“I have a 1999 beat-up car, six kids and a mortgage — that’s all I have — so I thought, there’s nothing they want from me except to shut me up,” said Foytlin.
The case is expected to explore the scope of a Massachusetts law aimed at discouraging lawsuits intended to silence people who speak out on issues of public interest. Savage and Foytlin claim ChemRisk’s lawsuit falls into that category of litigation, known as Strategic Lawsuits against Public Participation.
Many states, including Massachusetts, have anti-SLAPP laws designed to quickly dispose of such lawsuits if the people being sued can show they were engaged in their constitutional right to petition the government. The state’s law defines petitioning activity as written or oral statements made in connection with an issue being considered by a government body or aimed at building public support or influencing government policy.

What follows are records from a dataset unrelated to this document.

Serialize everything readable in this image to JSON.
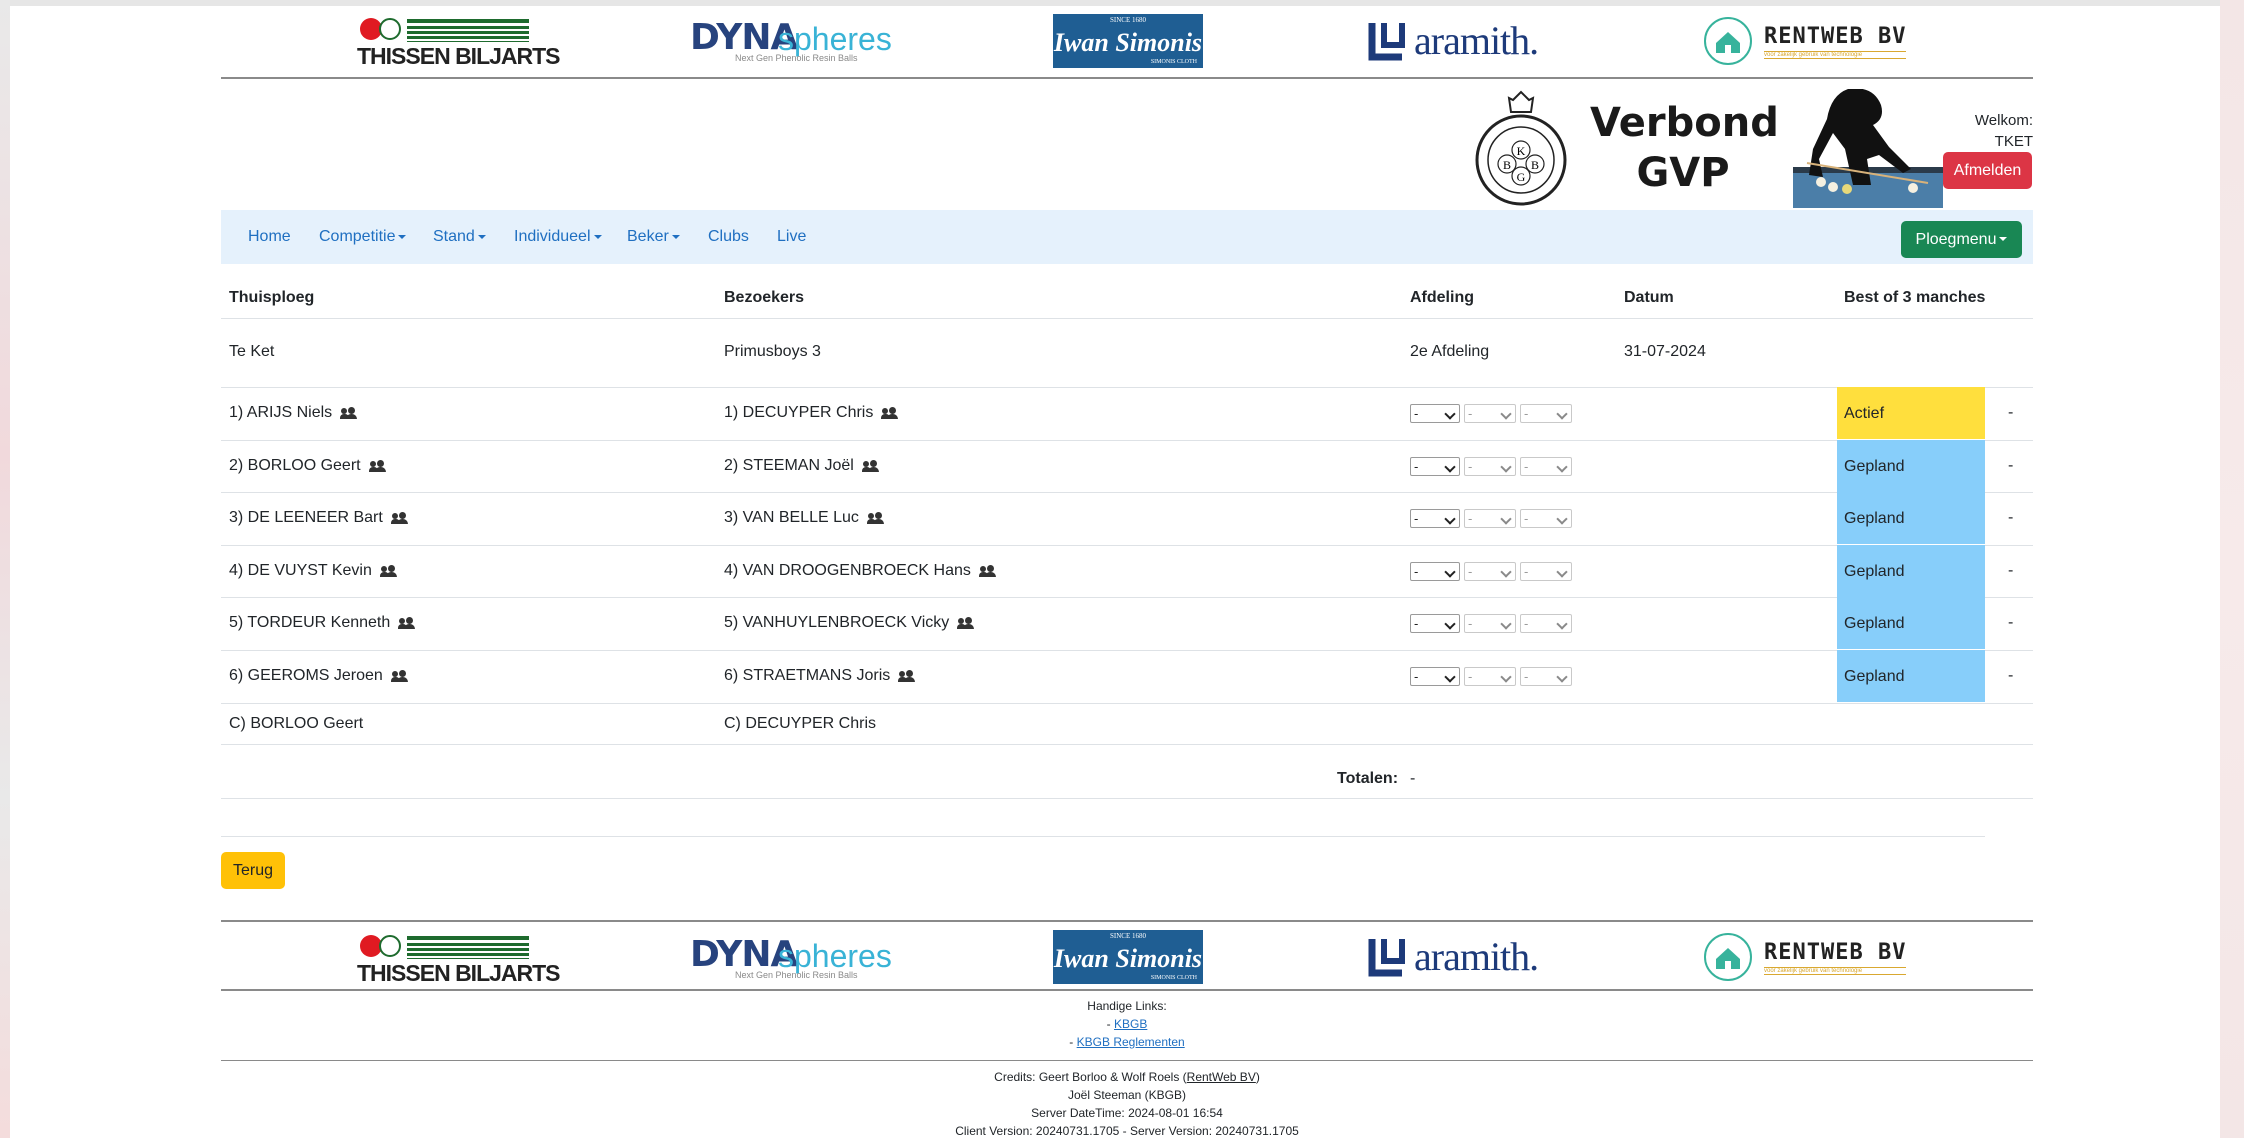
{
  "sponsors": {
    "thissen": "THISSEN BILJARTS",
    "dyna_main": "DYNA",
    "dyna_spheres": "spheres",
    "dyna_tagline": "Next Gen Phenolic Resin Balls",
    "simonis_since": "SINCE 1680",
    "simonis_name": "Iwan Simonis",
    "simonis_cloth": "SIMONIS CLOTH",
    "aramith": "aramith.",
    "rentweb": "RENTWEB BV",
    "rentweb_tagline": "voor zakelijk gebruik van technologie"
  },
  "header": {
    "org_line1": "Verbond",
    "org_line2": "GVP",
    "kbgb_letters": [
      "K",
      "B",
      "B",
      "G"
    ],
    "kbgb_ring": "Koninklijke Belgische Biljartbond",
    "welkom": "Welkom:",
    "user": "TKET",
    "logout": "Afmelden"
  },
  "nav": {
    "home": "Home",
    "competitie": "Competitie",
    "stand": "Stand",
    "individueel": "Individueel",
    "beker": "Beker",
    "clubs": "Clubs",
    "live": "Live",
    "ploegmenu": "Ploegmenu"
  },
  "table": {
    "headers": {
      "home": "Thuisploeg",
      "away": "Bezoekers",
      "division": "Afdeling",
      "date": "Datum",
      "format": "Best of 3 manches"
    },
    "match": {
      "home": "Te Ket",
      "away": "Primusboys 3",
      "division": "2e Afdeling",
      "date": "31-07-2024"
    },
    "rows": [
      {
        "home": "1) ARIJS Niels",
        "away": "1) DECUYPER Chris",
        "sel1": "-",
        "sel2": "-",
        "sel3": "-",
        "status": "Actief",
        "status_color": "#ffdf3d",
        "result": "-"
      },
      {
        "home": "2) BORLOO Geert",
        "away": "2) STEEMAN Joël",
        "sel1": "-",
        "sel2": "-",
        "sel3": "-",
        "status": "Gepland",
        "status_color": "#87cefa",
        "result": "-"
      },
      {
        "home": "3) DE LEENEER Bart",
        "away": "3) VAN BELLE Luc",
        "sel1": "-",
        "sel2": "-",
        "sel3": "-",
        "status": "Gepland",
        "status_color": "#87cefa",
        "result": "-"
      },
      {
        "home": "4) DE VUYST Kevin",
        "away": "4) VAN DROOGENBROECK Hans",
        "sel1": "-",
        "sel2": "-",
        "sel3": "-",
        "status": "Gepland",
        "status_color": "#87cefa",
        "result": "-"
      },
      {
        "home": "5) TORDEUR Kenneth",
        "away": "5) VANHUYLENBROECK Vicky",
        "sel1": "-",
        "sel2": "-",
        "sel3": "-",
        "status": "Gepland",
        "status_color": "#87cefa",
        "result": "-"
      },
      {
        "home": "6) GEEROMS Jeroen",
        "away": "6) STRAETMANS Joris",
        "sel1": "-",
        "sel2": "-",
        "sel3": "-",
        "status": "Gepland",
        "status_color": "#87cefa",
        "result": "-"
      }
    ],
    "captains": {
      "home": "C) BORLOO Geert",
      "away": "C) DECUYPER Chris"
    },
    "totals_label": "Totalen:",
    "totals_value": "-"
  },
  "back_button": "Terug",
  "footer": {
    "links_title": "Handige Links:",
    "link_prefix": "- ",
    "link1": "KBGB",
    "link2": "KBGB Reglementen",
    "credits_prefix": "Credits: Geert Borloo & Wolf Roels (",
    "credits_link": "RentWeb BV",
    "credits_suffix": ")",
    "credits_line2": "Joël Steeman (KBGB)",
    "server_time": "Server DateTime: 2024-08-01 16:54",
    "version": "Client Version: 20240731.1705 - Server Version: 20240731.1705"
  },
  "colors": {
    "nav_bg": "#e5f1fc",
    "link": "#1f6fc1",
    "danger": "#dc3545",
    "success": "#198754",
    "warning": "#ffc107"
  },
  "icons": [
    "group-icon",
    "chevron-down-icon",
    "caret-down-icon"
  ]
}
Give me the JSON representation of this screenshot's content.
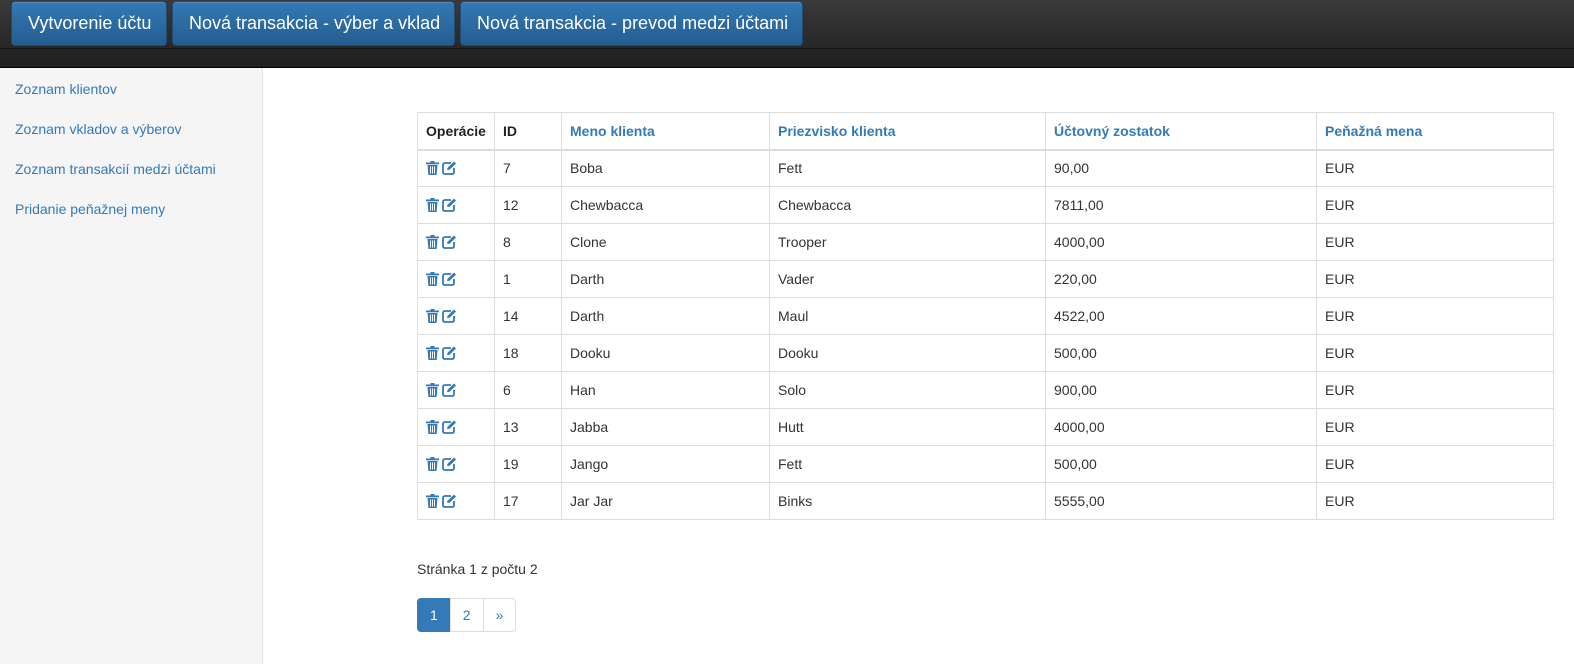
{
  "topnav": {
    "create_account": "Vytvorenie účtu",
    "new_tx_withdraw_deposit": "Nová transakcia - výber a vklad",
    "new_tx_transfer": "Nová transakcia - prevod medzi účtami"
  },
  "sidebar": {
    "items": [
      {
        "label": "Zoznam klientov"
      },
      {
        "label": "Zoznam vkladov a výberov"
      },
      {
        "label": "Zoznam transakcií medzi účtami"
      },
      {
        "label": "Pridanie peňažnej meny"
      }
    ]
  },
  "table": {
    "headers": {
      "ops": "Operácie",
      "id": "ID",
      "first_name": "Meno klienta",
      "last_name": "Priezvisko klienta",
      "balance": "Účtovný zostatok",
      "currency": "Peňažná mena"
    },
    "operation_icons": [
      "trash-icon",
      "edit-icon"
    ],
    "rows": [
      {
        "id": "7",
        "first_name": "Boba",
        "last_name": "Fett",
        "balance": "90,00",
        "currency": "EUR"
      },
      {
        "id": "12",
        "first_name": "Chewbacca",
        "last_name": "Chewbacca",
        "balance": "7811,00",
        "currency": "EUR"
      },
      {
        "id": "8",
        "first_name": "Clone",
        "last_name": "Trooper",
        "balance": "4000,00",
        "currency": "EUR"
      },
      {
        "id": "1",
        "first_name": "Darth",
        "last_name": "Vader",
        "balance": "220,00",
        "currency": "EUR"
      },
      {
        "id": "14",
        "first_name": "Darth",
        "last_name": "Maul",
        "balance": "4522,00",
        "currency": "EUR"
      },
      {
        "id": "18",
        "first_name": "Dooku",
        "last_name": "Dooku",
        "balance": "500,00",
        "currency": "EUR"
      },
      {
        "id": "6",
        "first_name": "Han",
        "last_name": "Solo",
        "balance": "900,00",
        "currency": "EUR"
      },
      {
        "id": "13",
        "first_name": "Jabba",
        "last_name": "Hutt",
        "balance": "4000,00",
        "currency": "EUR"
      },
      {
        "id": "19",
        "first_name": "Jango",
        "last_name": "Fett",
        "balance": "500,00",
        "currency": "EUR"
      },
      {
        "id": "17",
        "first_name": "Jar Jar",
        "last_name": "Binks",
        "balance": "5555,00",
        "currency": "EUR"
      }
    ]
  },
  "pagination": {
    "info": "Stránka 1 z počtu 2",
    "pages": [
      "1",
      "2"
    ],
    "next": "»",
    "active": "1"
  },
  "colors": {
    "accent": "#337ab7",
    "topbar": "#222222",
    "sidebar_bg": "#f5f5f5"
  }
}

Savage and Foytlin say their article was an attempt by them to encourage action and enlist public participation in governmental proceedings and court cases in the oil spill. They say the lawsuit was designed to intimidate them.
“This was a spill of national significance … we were trying to show that there was still some serious impact from this disaster,” Foytlin said.
“As citizens, we should have the right to speak out, to share the story to make sure people know what’s really going on,” she added.
ChemRisk’s lawyers, however, say the article was a “hit piece” that contained false information.
Savage and Foytlin filed a motion to dismiss the lawsuit, but a judge rejected that, finding that they were not engaged in petitioning activity when they published the article about ChemRisk. The women appealed that ruling.
Megan Meier, one of ChemRisk’s attorneys, said ChemRisk’s parent company decided to move to dismiss the lawsuit in March because continuing the case would have required significant time and resources, and because Savage and Foytlin made it clear “they would not retract their statements even if a court determined that they were false.”
Meier said that before the company could notify the court, the Supreme Judicial Court agreed to hear the women’s appeal of the lower court’s ruling that the Massachusetts anti-SLAPP law did not apply to their claims.
The Court will be asked to decide the parameters of the law.
“The case is incredibly important from a public policy perspective because it will determine whether bloggers are entitled to the protections of the anti-SLAPP statute,” said John Reichman, a New York lawyer who represents Savage and Foytlin.
Meier said the Massachusetts Legislature purposely limited the scope of the anti-SLAPP statute. ChemRisk argues that the law does not apply in this case because Foytlin and Savage were not petitioning to rectify a grievance of their own, but instead were writing on behalf of cleanup workers.